Adobe's decision to release new versions of Photoshop, through their Creative Cloud subscription model only, has caused quite an uproar throughout the photography community. I don't want to rehash all that controversy here. Everyone needs to make their own decision on the value versus cost argument. While Lightroom is included in the Creative Cloud subscription, you can still purchase it as a separate product. Mark and I have been Lightroom fans/instructors since its beginning, and the newly-released Lightroom 5 is not going to change that. In my opinion, for those who want only one photography program, Lightroom is the best program to own.
There are quite a few changes in Lightroom 5, and, over the next several weeks, we'll discuss some of them. One of my favorites is the Radial Gradient, found in the Develop module.
The Radial Gradient is great for creating custom vignettes on your photos. When you use the Post-Crop Vignetting tool, you'll get a uniform vignette.

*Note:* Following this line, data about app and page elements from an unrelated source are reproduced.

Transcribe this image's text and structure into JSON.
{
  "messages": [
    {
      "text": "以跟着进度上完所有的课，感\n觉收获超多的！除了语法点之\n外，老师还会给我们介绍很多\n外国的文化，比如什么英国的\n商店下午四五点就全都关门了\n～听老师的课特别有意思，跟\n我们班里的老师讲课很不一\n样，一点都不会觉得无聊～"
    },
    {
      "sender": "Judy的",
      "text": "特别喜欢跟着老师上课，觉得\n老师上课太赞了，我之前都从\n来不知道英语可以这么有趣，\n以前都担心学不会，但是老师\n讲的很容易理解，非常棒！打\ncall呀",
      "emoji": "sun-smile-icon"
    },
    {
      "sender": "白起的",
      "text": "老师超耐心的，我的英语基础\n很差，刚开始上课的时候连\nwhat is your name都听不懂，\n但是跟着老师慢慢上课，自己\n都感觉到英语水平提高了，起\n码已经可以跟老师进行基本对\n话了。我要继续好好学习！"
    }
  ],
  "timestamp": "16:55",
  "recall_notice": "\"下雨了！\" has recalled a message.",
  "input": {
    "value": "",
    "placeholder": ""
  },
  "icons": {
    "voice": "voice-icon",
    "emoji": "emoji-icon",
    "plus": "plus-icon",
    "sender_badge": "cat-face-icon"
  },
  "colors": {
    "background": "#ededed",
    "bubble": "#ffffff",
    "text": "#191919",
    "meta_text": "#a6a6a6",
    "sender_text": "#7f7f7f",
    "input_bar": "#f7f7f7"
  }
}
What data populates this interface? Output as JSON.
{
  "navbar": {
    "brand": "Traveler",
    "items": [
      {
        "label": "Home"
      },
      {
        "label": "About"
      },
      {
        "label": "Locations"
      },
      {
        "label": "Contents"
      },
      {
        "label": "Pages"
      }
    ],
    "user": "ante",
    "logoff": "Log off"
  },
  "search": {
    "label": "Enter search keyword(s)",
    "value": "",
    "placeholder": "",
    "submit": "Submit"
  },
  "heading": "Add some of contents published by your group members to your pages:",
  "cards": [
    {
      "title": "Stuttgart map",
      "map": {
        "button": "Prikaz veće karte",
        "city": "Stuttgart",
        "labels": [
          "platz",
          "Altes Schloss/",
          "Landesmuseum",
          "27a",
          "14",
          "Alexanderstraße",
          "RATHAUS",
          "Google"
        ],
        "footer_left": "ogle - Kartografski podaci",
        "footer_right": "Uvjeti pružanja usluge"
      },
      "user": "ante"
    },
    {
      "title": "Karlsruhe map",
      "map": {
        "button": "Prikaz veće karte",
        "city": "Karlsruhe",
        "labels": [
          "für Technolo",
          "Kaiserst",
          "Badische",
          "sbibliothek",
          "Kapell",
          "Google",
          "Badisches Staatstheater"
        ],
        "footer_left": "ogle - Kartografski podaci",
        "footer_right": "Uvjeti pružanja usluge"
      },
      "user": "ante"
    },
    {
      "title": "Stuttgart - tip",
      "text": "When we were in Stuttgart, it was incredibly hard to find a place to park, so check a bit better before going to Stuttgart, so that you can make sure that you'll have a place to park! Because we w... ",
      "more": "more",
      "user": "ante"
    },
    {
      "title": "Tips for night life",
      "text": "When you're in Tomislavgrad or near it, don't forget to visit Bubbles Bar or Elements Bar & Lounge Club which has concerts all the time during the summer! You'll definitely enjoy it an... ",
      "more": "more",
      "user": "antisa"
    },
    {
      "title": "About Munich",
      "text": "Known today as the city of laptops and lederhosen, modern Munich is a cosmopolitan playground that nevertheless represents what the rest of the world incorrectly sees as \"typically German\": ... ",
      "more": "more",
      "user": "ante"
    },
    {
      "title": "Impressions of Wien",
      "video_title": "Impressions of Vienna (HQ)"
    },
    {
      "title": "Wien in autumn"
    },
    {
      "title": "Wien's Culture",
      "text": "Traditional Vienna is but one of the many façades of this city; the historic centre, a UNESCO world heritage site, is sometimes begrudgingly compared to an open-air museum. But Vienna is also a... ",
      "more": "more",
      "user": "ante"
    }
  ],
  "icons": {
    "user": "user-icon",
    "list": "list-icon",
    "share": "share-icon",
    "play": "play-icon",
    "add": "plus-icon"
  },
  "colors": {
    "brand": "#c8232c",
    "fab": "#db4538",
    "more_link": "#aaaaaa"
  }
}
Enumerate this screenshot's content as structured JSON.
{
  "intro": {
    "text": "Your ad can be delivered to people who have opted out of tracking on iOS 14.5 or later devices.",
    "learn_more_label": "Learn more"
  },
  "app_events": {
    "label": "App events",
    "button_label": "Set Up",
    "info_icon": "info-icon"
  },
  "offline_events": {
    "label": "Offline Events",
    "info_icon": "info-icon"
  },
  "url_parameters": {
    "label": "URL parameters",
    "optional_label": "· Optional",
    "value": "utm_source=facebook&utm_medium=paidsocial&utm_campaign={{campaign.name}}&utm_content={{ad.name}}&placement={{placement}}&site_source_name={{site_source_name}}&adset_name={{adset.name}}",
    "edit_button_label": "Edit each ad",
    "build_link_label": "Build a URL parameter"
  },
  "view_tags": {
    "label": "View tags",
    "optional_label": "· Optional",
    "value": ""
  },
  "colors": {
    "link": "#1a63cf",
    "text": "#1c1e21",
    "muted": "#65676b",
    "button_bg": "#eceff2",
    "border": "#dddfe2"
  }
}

It's a great tool, but sometimes you want a little more control over the shape and size of your vignette. There are work-arounds to create custom vignettes, but they take a little time and experience to work them out. With the Radial Gradient, you gain control and ease of use.
Here is a photo with a vignette using the Post-Crop Vignetting. I've exaggerated the vignetting to make it easier to see the uniform shape and application of the vignette.
Notice the four handles around the vignette. I can adjust the size, shape, and orientation of the vignette. In fact, this tool has all the options of a brush. I can change all the basic development areas.
I can, also, invert the gradient, so the effects are applied inside the oval. You can see the check box at the bottom of the image. But, wait, there's more! Unlike the Post-Crop Vignette, you can add as many gradients as you can fit on the photo. Each one can have different settings. Don't think of it as a custom vignette tool, but another easy way to emphasize certain parts of your photo. I can create multiple gradients throughout the photo, creating little pools of light or dark.
The new Lightroom 5 is worth the upgrade for the Radial Gradient, alone. The versatility gain, with all of the brush options, will keep me experimenting until Lightroom 6 comes out. It allows you to do much more than custom vignetting. Download the free trial and see if you agree. Have as much fun as these two.